KUALA LUMPUR, April 7 – Nearly four of 10 coronavirus clusters reported since late February originated from factories, followed by community spread, construction sites, educational centres, and retail outlets.
A total of 314 Covid-19 clusters were reported nationwide from last February 22 to April 2, of which factories comprised 38.54 per cent, community spread (15.29 per cent), construction sites (8.6 per cent), educational sites (7.96 per cent), shopping areas (7.01 per cent), among other venues, as reported by the Ministry of Health (MOH).
With the biggest proportion of Malaysia’s population, workforce and industries coming from Selangor, it is no surprise that the majority of clusters (both workplaces and community) comes from Selangor (24.2 per cent), followed in a close second by the state of Johor (23.57 per cent), and Sarawak (10.19 per cent) in third place.
Many of these clusters were contributing factors to the rise in Covid-19 cases, thus the three states that have a rise in cases commonly are Selangor, Sarawak and Johor (though again it must be reiterated that the cumulative number means very little when comparing between states. The cases per 100,000 population is the one indicator that puts everyone on par for comparison).

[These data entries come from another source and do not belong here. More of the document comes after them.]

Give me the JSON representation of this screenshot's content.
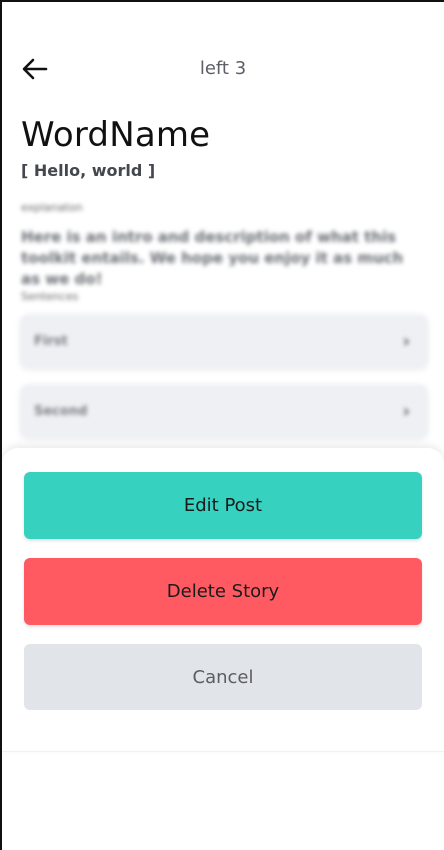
{
  "header": {
    "back_icon": "arrow-left-icon",
    "title": "left 3"
  },
  "word": {
    "title": "WordName",
    "pronunciation": "[ Hello, world ]"
  },
  "explanation": {
    "label": "explanaton",
    "text": "Here is an intro and description of what this toolkit entails. We hope you enjoy it as much as we do!"
  },
  "sentences": {
    "label": "Sentences",
    "items": [
      {
        "label": "First",
        "icon": "chevron-right-icon"
      },
      {
        "label": "Second",
        "icon": "chevron-right-icon"
      }
    ]
  },
  "sheet": {
    "edit_label": "Edit Post",
    "delete_label": "Delete Story",
    "cancel_label": "Cancel"
  },
  "colors": {
    "edit": "#37d1bf",
    "delete": "#ff5a62",
    "cancel": "#e1e4e8"
  }
}
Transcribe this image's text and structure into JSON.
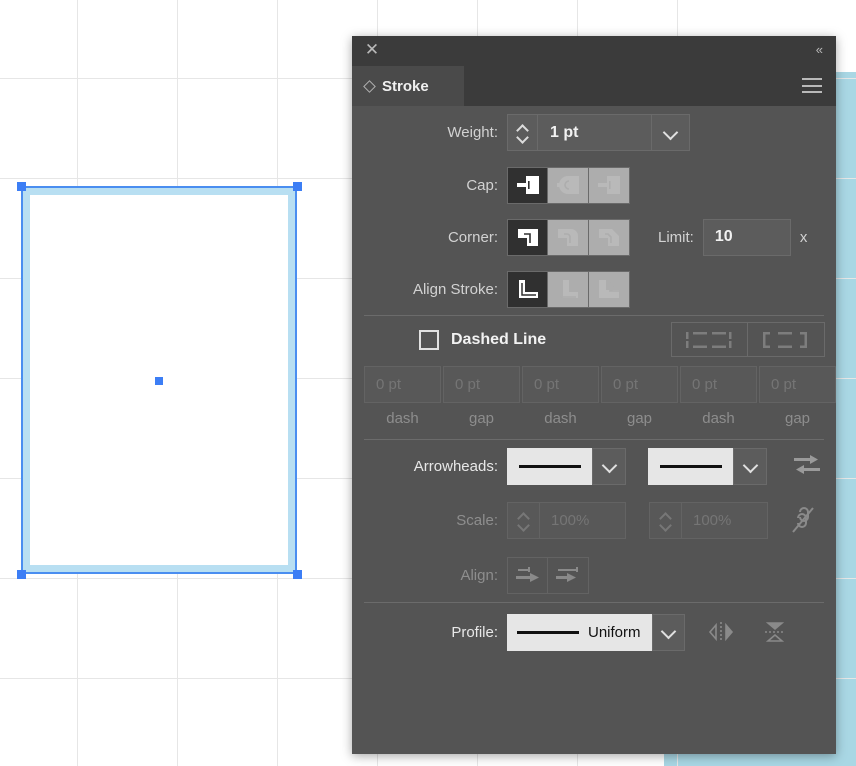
{
  "app": {
    "panel_title": "Stroke",
    "close_icon": "close-icon",
    "collapse_icon": "double-chevron-left-icon",
    "menu_icon": "hamburger-menu-icon",
    "tab_icon": "diamond-icon"
  },
  "colors": {
    "panel_bg": "#545454",
    "header_bg": "#3b3b3b",
    "tab_bg": "#4a4a4a",
    "field_bg": "#5c5c5c",
    "active_btn": "#303030",
    "idle_btn": "#adadad",
    "selection_blue": "#3c7ef5",
    "stroke_blue": "#b8dff2",
    "canvas_band": "#a9d7e4",
    "grid_line": "#e6e6e6"
  },
  "weight": {
    "label": "Weight:",
    "value": "1 pt",
    "stepper_up_icon": "chevron-up-icon",
    "stepper_down_icon": "chevron-down-icon",
    "dropdown_icon": "chevron-down-icon"
  },
  "cap": {
    "label": "Cap:",
    "options": [
      {
        "name": "butt-cap",
        "selected": true
      },
      {
        "name": "round-cap",
        "selected": false
      },
      {
        "name": "projecting-cap",
        "selected": false
      }
    ]
  },
  "corner": {
    "label": "Corner:",
    "options": [
      {
        "name": "miter-join",
        "selected": true
      },
      {
        "name": "round-join",
        "selected": false
      },
      {
        "name": "bevel-join",
        "selected": false
      }
    ],
    "limit_label": "Limit:",
    "limit_value": "10",
    "limit_unit": "x"
  },
  "align_stroke": {
    "label": "Align Stroke:",
    "options": [
      {
        "name": "align-stroke-center",
        "selected": true
      },
      {
        "name": "align-stroke-inside",
        "selected": false
      },
      {
        "name": "align-stroke-outside",
        "selected": false
      }
    ]
  },
  "dashed": {
    "label": "Dashed Line",
    "checked": false,
    "presets": [
      {
        "name": "dash-preserve-exact-lengths"
      },
      {
        "name": "dash-align-to-corners"
      }
    ],
    "fields": [
      {
        "value": "0 pt",
        "sub": "dash"
      },
      {
        "value": "0 pt",
        "sub": "gap"
      },
      {
        "value": "0 pt",
        "sub": "dash"
      },
      {
        "value": "0 pt",
        "sub": "gap"
      },
      {
        "value": "0 pt",
        "sub": "dash"
      },
      {
        "value": "0 pt",
        "sub": "gap"
      }
    ]
  },
  "arrowheads": {
    "label": "Arrowheads:",
    "start_value": "None",
    "end_value": "None",
    "swap_icon": "swap-arrows-icon"
  },
  "scale": {
    "label": "Scale:",
    "start_value": "100%",
    "end_value": "100%",
    "link_icon": "broken-chain-link-icon",
    "disabled": true
  },
  "align_arrow": {
    "label": "Align:",
    "options": [
      {
        "name": "extend-arrow-beyond-end"
      },
      {
        "name": "place-arrow-at-end"
      }
    ],
    "disabled": true
  },
  "profile": {
    "label": "Profile:",
    "value": "Uniform",
    "dropdown_icon": "chevron-down-icon",
    "flip_across_icon": "flip-profile-horizontal-icon",
    "flip_along_icon": "flip-profile-vertical-icon"
  },
  "canvas": {
    "selected_shape": "rectangle",
    "shape_stroke_color": "#b8dff2"
  }
}
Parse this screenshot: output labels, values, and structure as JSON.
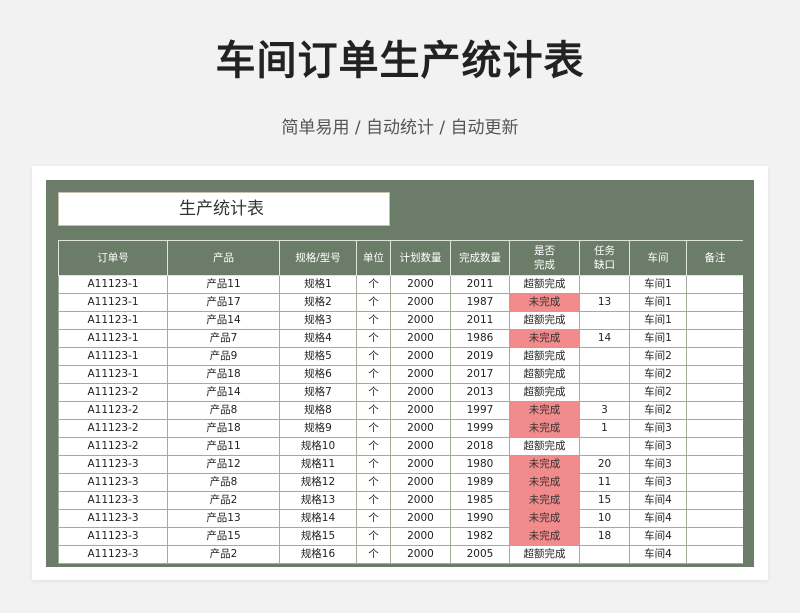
{
  "page": {
    "title": "车间订单生产统计表",
    "subtitle": "简单易用 / 自动统计 / 自动更新"
  },
  "sheet": {
    "title": "生产统计表",
    "colors": {
      "header_bg": "#6b7d68",
      "not_done_bg": "#f28b8b"
    },
    "headers": [
      "订单号",
      "产品",
      "规格/型号",
      "单位",
      "计划数量",
      "完成数量",
      "是否\n完成",
      "任务\n缺口",
      "车间",
      "备注"
    ],
    "rows": [
      [
        "A11123-1",
        "产品11",
        "规格1",
        "个",
        "2000",
        "2011",
        "超额完成",
        "",
        "车间1",
        ""
      ],
      [
        "A11123-1",
        "产品17",
        "规格2",
        "个",
        "2000",
        "1987",
        "未完成",
        "13",
        "车间1",
        ""
      ],
      [
        "A11123-1",
        "产品14",
        "规格3",
        "个",
        "2000",
        "2011",
        "超额完成",
        "",
        "车间1",
        ""
      ],
      [
        "A11123-1",
        "产品7",
        "规格4",
        "个",
        "2000",
        "1986",
        "未完成",
        "14",
        "车间1",
        ""
      ],
      [
        "A11123-1",
        "产品9",
        "规格5",
        "个",
        "2000",
        "2019",
        "超额完成",
        "",
        "车间2",
        ""
      ],
      [
        "A11123-1",
        "产品18",
        "规格6",
        "个",
        "2000",
        "2017",
        "超额完成",
        "",
        "车间2",
        ""
      ],
      [
        "A11123-2",
        "产品14",
        "规格7",
        "个",
        "2000",
        "2013",
        "超额完成",
        "",
        "车间2",
        ""
      ],
      [
        "A11123-2",
        "产品8",
        "规格8",
        "个",
        "2000",
        "1997",
        "未完成",
        "3",
        "车间2",
        ""
      ],
      [
        "A11123-2",
        "产品18",
        "规格9",
        "个",
        "2000",
        "1999",
        "未完成",
        "1",
        "车间3",
        ""
      ],
      [
        "A11123-2",
        "产品11",
        "规格10",
        "个",
        "2000",
        "2018",
        "超额完成",
        "",
        "车间3",
        ""
      ],
      [
        "A11123-3",
        "产品12",
        "规格11",
        "个",
        "2000",
        "1980",
        "未完成",
        "20",
        "车间3",
        ""
      ],
      [
        "A11123-3",
        "产品8",
        "规格12",
        "个",
        "2000",
        "1989",
        "未完成",
        "11",
        "车间3",
        ""
      ],
      [
        "A11123-3",
        "产品2",
        "规格13",
        "个",
        "2000",
        "1985",
        "未完成",
        "15",
        "车间4",
        ""
      ],
      [
        "A11123-3",
        "产品13",
        "规格14",
        "个",
        "2000",
        "1990",
        "未完成",
        "10",
        "车间4",
        ""
      ],
      [
        "A11123-3",
        "产品15",
        "规格15",
        "个",
        "2000",
        "1982",
        "未完成",
        "18",
        "车间4",
        ""
      ],
      [
        "A11123-3",
        "产品2",
        "规格16",
        "个",
        "2000",
        "2005",
        "超额完成",
        "",
        "车间4",
        ""
      ]
    ]
  }
}
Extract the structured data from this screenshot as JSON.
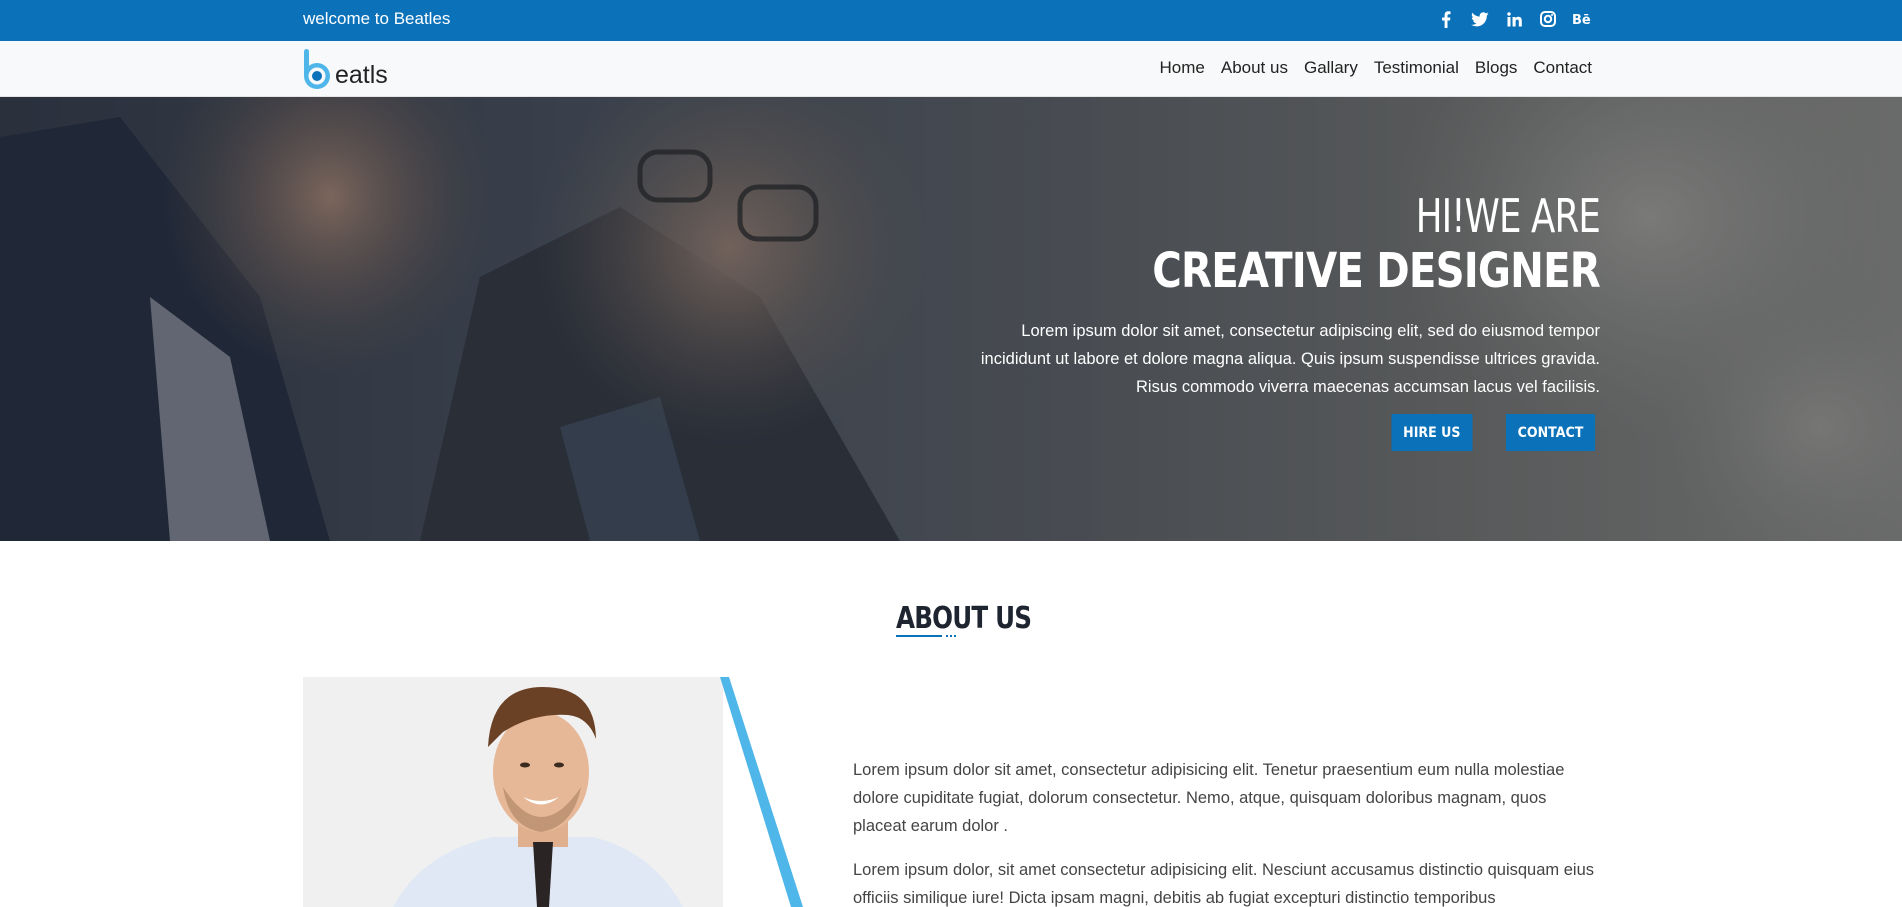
{
  "topbar": {
    "welcome": "welcome to Beatles",
    "social": [
      {
        "icon": "facebook-icon",
        "glyph": "f"
      },
      {
        "icon": "twitter-icon",
        "glyph": "t"
      },
      {
        "icon": "linkedin-icon",
        "glyph": "in"
      },
      {
        "icon": "instagram-icon",
        "glyph": "ig"
      },
      {
        "icon": "behance-icon",
        "glyph": "Bē"
      }
    ]
  },
  "logo": {
    "text": "eatls"
  },
  "nav": {
    "items": [
      "Home",
      "About us",
      "Gallary",
      "Testimonial",
      "Blogs",
      "Contact"
    ]
  },
  "hero": {
    "line1": "HI!WE ARE",
    "line2": "CREATIVE DESIGNER",
    "desc": [
      "Lorem ipsum dolor sit amet, consectetur adipiscing elit, sed do eiusmod tempor",
      "incididunt ut labore et dolore magna aliqua. Quis ipsum suspendisse ultrices gravida.",
      "Risus commodo viverra maecenas accumsan lacus vel facilisis."
    ],
    "hire_label": "HIRE US",
    "contact_label": "CONTACT"
  },
  "about": {
    "title": "ABOUT US",
    "para1": "Lorem ipsum dolor sit amet, consectetur adipisicing elit. Tenetur praesentium eum nulla molestiae dolore cupiditate fugiat, dolorum consectetur. Nemo, atque, quisquam doloribus magnam, quos placeat earum dolor .",
    "para2": "Lorem ipsum dolor, sit amet consectetur adipisicing elit. Nesciunt accusamus distinctio quisquam eius officiis similique iure! Dicta ipsam magni, debitis ab fugiat excepturi distinctio temporibus"
  },
  "colors": {
    "accent": "#0b72ba",
    "accent_light": "#4fb6ea"
  }
}
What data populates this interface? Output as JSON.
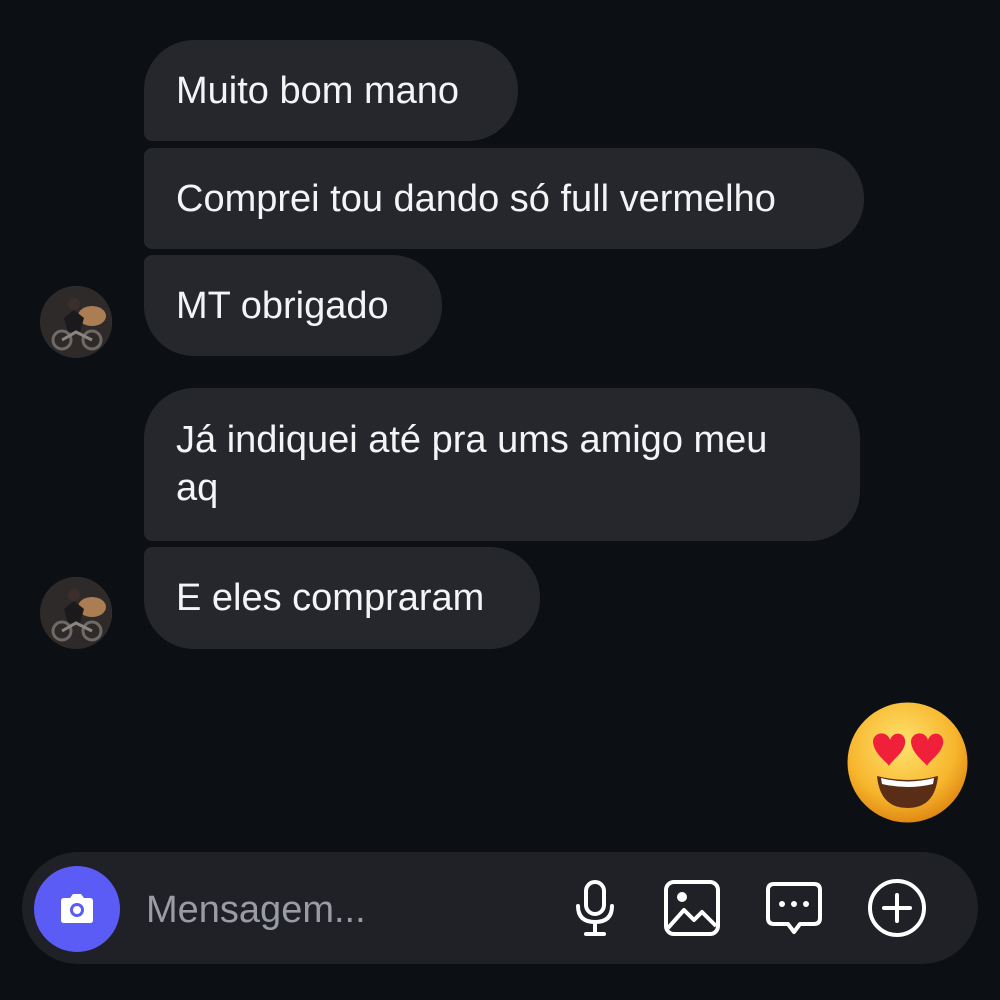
{
  "messages": [
    {
      "text": "Muito bom mano"
    },
    {
      "text": "Comprei tou dando só full vermelho"
    },
    {
      "text": "MT obrigado"
    },
    {
      "text": "Já indiquei até pra ums amigo meu aq"
    },
    {
      "text": "E eles compraram"
    }
  ],
  "reaction": {
    "emoji": "heart-eyes-emoji"
  },
  "composer": {
    "placeholder": "Mensagem...",
    "icons": [
      "camera-icon",
      "microphone-icon",
      "gallery-icon",
      "sticker-icon",
      "plus-icon"
    ],
    "camera_color": "#5b5bf5"
  },
  "colors": {
    "background": "#0c0f14",
    "bubble": "#26272d",
    "composer": "#1f2127"
  }
}
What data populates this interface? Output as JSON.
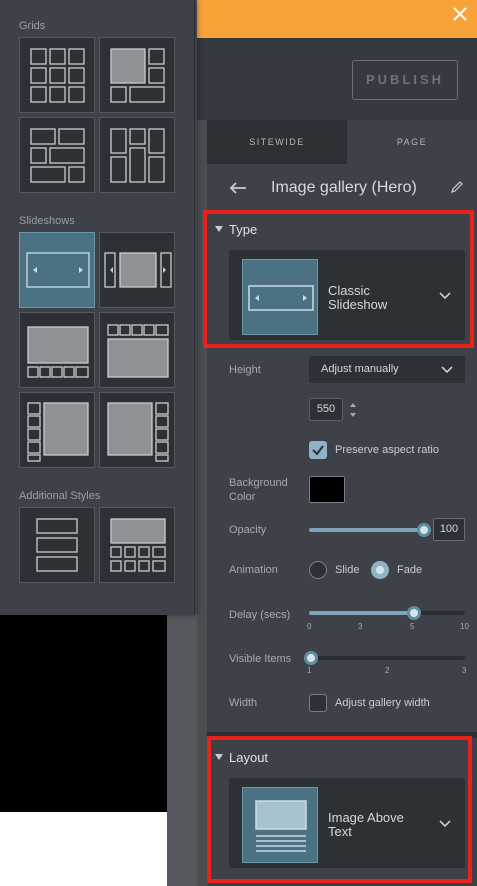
{
  "toolbar": {
    "publish_label": "PUBLISH"
  },
  "panel": {
    "tabs": [
      {
        "label": "SITEWIDE"
      },
      {
        "label": "PAGE"
      }
    ],
    "title": "Image gallery (Hero)",
    "type_section": {
      "label": "Type",
      "selected_line1": "Classic",
      "selected_line2": "Slideshow"
    },
    "height": {
      "label": "Height",
      "mode": "Adjust manually",
      "value": "550"
    },
    "preserve_aspect": {
      "label": "Preserve aspect ratio",
      "checked": true
    },
    "background_color": {
      "label_line1": "Background",
      "label_line2": "Color",
      "value": "#000000"
    },
    "opacity": {
      "label": "Opacity",
      "value": "100",
      "fraction": 1.0
    },
    "animation": {
      "label": "Animation",
      "options": [
        "Slide",
        "Fade"
      ],
      "selected": "Fade"
    },
    "delay": {
      "label": "Delay (secs)",
      "ticks": [
        "0",
        "3",
        "5",
        "10"
      ],
      "value": 5
    },
    "visible_items": {
      "label": "Visible Items",
      "ticks": [
        "1",
        "2",
        "3"
      ],
      "value": 1
    },
    "width": {
      "label": "Width",
      "option_label": "Adjust gallery width",
      "checked": false
    },
    "layout_section": {
      "label": "Layout",
      "selected_line1": "Image Above",
      "selected_line2": "Text"
    }
  },
  "style_picker": {
    "groups": [
      {
        "heading": "Grids",
        "count": 4
      },
      {
        "heading": "Slideshows",
        "count": 6,
        "selected_index": 0
      },
      {
        "heading": "Additional Styles",
        "count": 2
      }
    ]
  },
  "colors": {
    "accent_orange": "#f7a33a",
    "highlight_red": "#e8231b",
    "selected_teal": "#4a7282"
  },
  "icons": [
    "close-icon",
    "back-arrow-icon",
    "pencil-icon",
    "chevron-down-icon",
    "check-icon"
  ]
}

But let us leave the states and their cumulative numbers aside. Is there anything that we can learn from clusters? Of course there is! By looking at the clusters, we can determine if our screening can be improved in terms of the areas in where we should be screening. Let’s take a look at the chart below:
This pie chart tells us the distribution of clusters from February 22 to April 2 this year in Malaysia. Although this chart is important to show where common places of clusters may be found, it doesn’t do justice to the magnitude of the clusters.
In other words, a factory cluster may only contain 25 infected people and this cannot be compared to another factory cluster with 1,250 cases. This mean that the proportion of clusters does not account for the number of cases the clusters contribute.
Thus, we conducted another analysis for comparison.
The graph above describes the number of cases within each type of cluster that were reported on the day the cluster was announced. From February 22 to April 2, there were 9,316 infected people within the 314 clusters.
We can see that most Covid-19 cases came from factories (48.06 per cent), followed by community spread (12.55 per cent), construction sites (11.56 per cent), detention centres (5.62 per cent), and then only educational sites (5.53 per cent).
So this serves as a reminder that although there are more Covid-19 clusters originating from educational sites (7.96 per cent) than detention centres (2.55 per cent), there are more cases within detention centres (5.62 per cent) than educational facilities (5.53 per cent). This is a different way of looking at the data.
Another way of looking at the data is to obtain the number of Covid-19 cases according to a broader classification — work clusters, community or institutionalised (either detention centres, old folks’ homes etc). As we can see from the graph above, the majority of Covid-19 clusters originate from workplaces and from the previous graphs, the majority of them came from factories and construction sites.
The most accurate way to determine the troublesome clusters are to get the total number of cases within each cluster to quantify which cluster (as in the second graph) is the most infectious one. That is something this research is not able to do as data reported daily on government websites is very limited (and sometimes not made available).
However, the message we intend to share here is that we cannot be comparing the presentation of clusters as a direction of where we are going to test. We need to see the weightage of where the clusters are coming from by weighing up the total cases within the clusters to allow us to judge the best mitigation for each area (each will differ from another).
Another worrying area that merits more focus is the sudden increase of Covid-19 cases among plantation workers. The government must strongly consider screening such workers (both registered and unregistered ones). This is also the best time to register plantation workers for Covid-19 vaccination.
Note: CodeBlue is publishing this analysis anonymously because the author says: “Malaysia today punishes those who want to put things right”.